Seminar on Iranian Studies

Dear Iranian Studies Seminar Members and Guests,
The third meeting of the 28th consecutive year of Columbia University Seminar on
Iranian Studies for the academic year 2015-2016 will take place on:

Wednesday, November 4, 2015
at 5:30 pm in the
Faculty House of Columbia University

The speaker will be
Dr. Nahid Siamdoust of The Hagop Kevorkian Center for Near Eastern Studies, New York University
Who will lead the discussion on:
The Politics of Music in Iran

We will gather in the lounge of Faculty House from 5:00-5:30.
Seminar will start at 5:30.
Please notify our Rapporteur, Josiah Bethards, at jjb2190@columbia.edu, if you will attend the lecture. (Please also specify if you will stay for dinner.)

We are looking forward to the pleasure of seeing you at the seminar.
Co-Chairs: Vahid Nowshirvani and Ahmad Ashraf

To reach the Faculty House:
Enter the Wien Hall Gate on 116th Street between Amsterdam Avenue and Morningside Drive. Walk past Wien Hall, then turn right to the Faculty House.


Dr. Nahid Siamdoust will talk about her forthcoming book, which follows the work four musicians – a giant of Persian classical music, a rebel rock and roller, an underground rapper, and a government-supported pop star – each with markedly different political views and relations with the state. Her research demonstrates how these musicians each devise strategies for conveying their politically and socially critical messages to their audiences while retaining their authenticity in the face of restrictions. Each chapter studies in greater depth a specific time period so that, taken together, “The Politics of Music in Iran” offers a chronological overview of music as an alternative public sphere in the Islamic Republic.
In her talk Dr. Siamdoust argues that in the absence of a free public sphere in Iran over   the past three decades, music has provided an important political space where cultural producers and their audiences engage in dialogues over societal, ideational, and political   values. Both through the substance of their discourses and through their very participation in this field, they contest the state’s ideological power. Each chapter studies a specific time period so that, taken together, her book offers a chronological overview of music in the Islamic Republic. Each chapter also focuses on a specific genre and the work of one musician situated within that genre. She writes about the constraints that these artists experience, and she explores their strategies for coping within a repressive environment. Maintaining a sense of “authenticity” is important to all of the artists discussed; this became especially challenging following the 2009 presidential elections, which caused the musicians in question to take up varying positions. 

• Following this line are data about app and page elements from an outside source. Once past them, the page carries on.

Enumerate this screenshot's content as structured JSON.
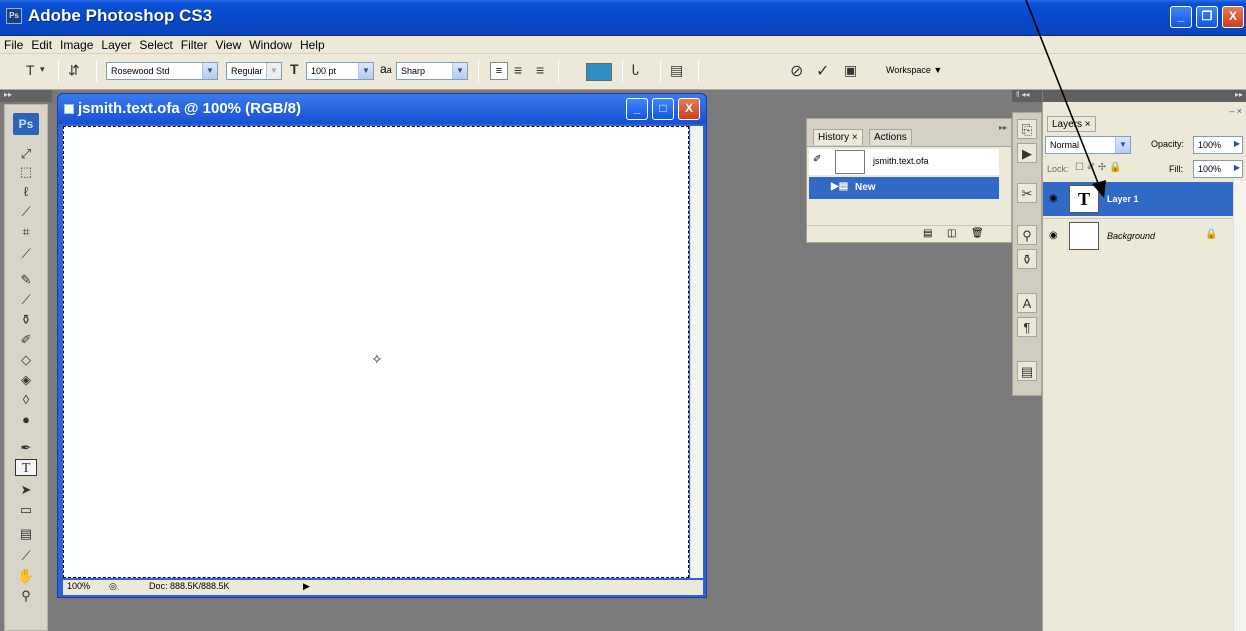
{
  "app": {
    "title": "Adobe Photoshop CS3",
    "icon_label": "Ps"
  },
  "window_buttons": {
    "minimize": "_",
    "maximize": "❐",
    "close": "X"
  },
  "menu": [
    "File",
    "Edit",
    "Image",
    "Layer",
    "Select",
    "Filter",
    "View",
    "Window",
    "Help"
  ],
  "options": {
    "font_family": "Rosewood Std",
    "font_style": "Regular",
    "font_size": "100 pt",
    "aa_prefix": "a",
    "aa_suffix": "a",
    "antialias": "Sharp",
    "workspace": "Workspace ▼",
    "color": "#2f8fc4"
  },
  "document": {
    "title": "jsmith.text.ofa @ 100% (RGB/8)",
    "zoom": "100%",
    "doc_size": "Doc: 888.5K/888.5K"
  },
  "history": {
    "tabs": [
      "History ×",
      "Actions"
    ],
    "snapshot": "jsmith.text.ofa",
    "step": "New"
  },
  "layers": {
    "tab": "Layers ×",
    "blend_mode": "Normal",
    "opacity_label": "Opacity:",
    "opacity": "100%",
    "lock_label": "Lock:",
    "fill_label": "Fill:",
    "fill": "100%",
    "items": [
      {
        "name": "Layer 1",
        "thumb": "T"
      },
      {
        "name": "Background",
        "thumb": ""
      }
    ]
  }
}
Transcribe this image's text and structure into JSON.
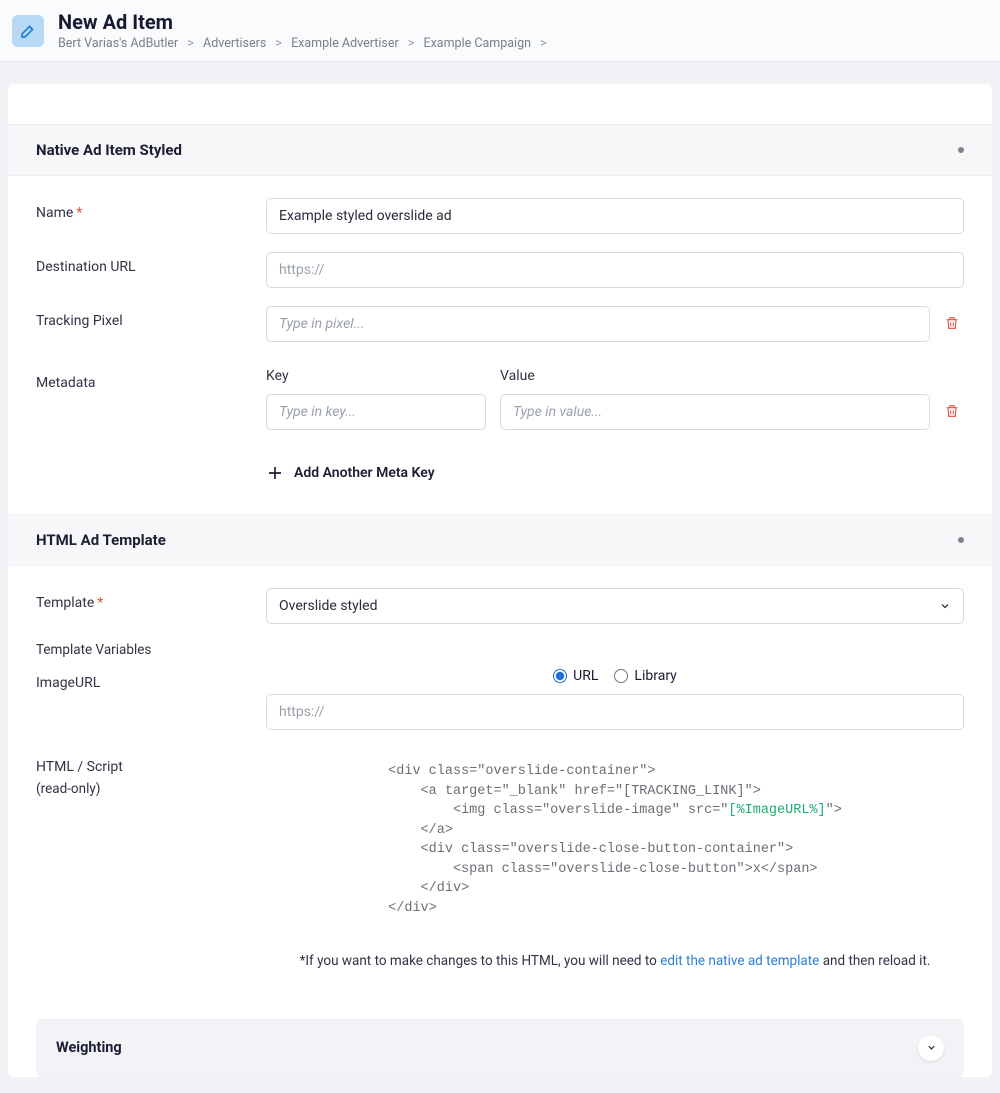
{
  "header": {
    "title": "New Ad Item",
    "breadcrumb": [
      "Bert Varias's AdButler",
      "Advertisers",
      "Example Advertiser",
      "Example Campaign"
    ]
  },
  "section_native": {
    "title": "Native Ad Item Styled",
    "fields": {
      "name_label": "Name",
      "name_value": "Example styled overslide ad",
      "dest_label": "Destination URL",
      "dest_placeholder": "https://",
      "pixel_label": "Tracking Pixel",
      "pixel_placeholder": "Type in pixel...",
      "metadata_label": "Metadata",
      "meta_key_header": "Key",
      "meta_val_header": "Value",
      "meta_key_placeholder": "Type in key...",
      "meta_val_placeholder": "Type in value...",
      "add_meta_label": "Add Another Meta Key"
    }
  },
  "section_template": {
    "title": "HTML Ad Template",
    "template_label": "Template",
    "template_selected": "Overslide styled",
    "template_vars_label": "Template Variables",
    "imageurl_label": "ImageURL",
    "radio_url": "URL",
    "radio_library": "Library",
    "imageurl_placeholder": "https://",
    "html_label": "HTML / Script",
    "html_sub": "(read-only)",
    "code_pre": "<div class=\"overslide-container\">\n    <a target=\"_blank\" href=\"[TRACKING_LINK]\">\n        <img class=\"overslide-image\" src=\"",
    "code_token": "[%ImageURL%]",
    "code_post": "\">\n    </a>\n    <div class=\"overslide-close-button-container\">\n        <span class=\"overslide-close-button\">x</span>\n    </div>\n</div>",
    "helper_pre": "*If you want to make changes to this HTML, you will need to ",
    "helper_link": "edit the native ad template",
    "helper_post": " and then reload it."
  },
  "section_weighting": {
    "title": "Weighting"
  }
}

About the Speaker

Dr. Nahid Siamdoust is currently a research scholar at the Hagop Kevorkian Center for Near Eastern Studies at New York University.  She recently obtained her doctorate in Modern Middle Eastern Studies from the University of Oxford. Her dissertation examines the field of music production as a politically charged public sphere in post-revolutionary Iran. Titled “Iran’s Troubled Tunes: Music as Politics in the Islamic Republic,” it won the prizes for best dissertation in her field from both the British Society for Middle Eastern Studies as well as the Middle East Studies Association of America. Her book “The Politics of Music in Iran” is forthcoming from Stanford University Press in 2016. She holds a B.A. in Political Science and Art History from Barnard College, and a Master’s in International Affairs from Columbia University. Before returning to academia and concurrently with her studies, Nahid worked as a full-time Iran and Middle East based journalist for TIME Magazine, The Los Angeles Times, and Al Jazeera English TV. Her academic research focuses on the intersection between politics, culture and media (music included) in Iran and the wider Middle East.

Josiah Bethards
JD candidate
Columbia Law School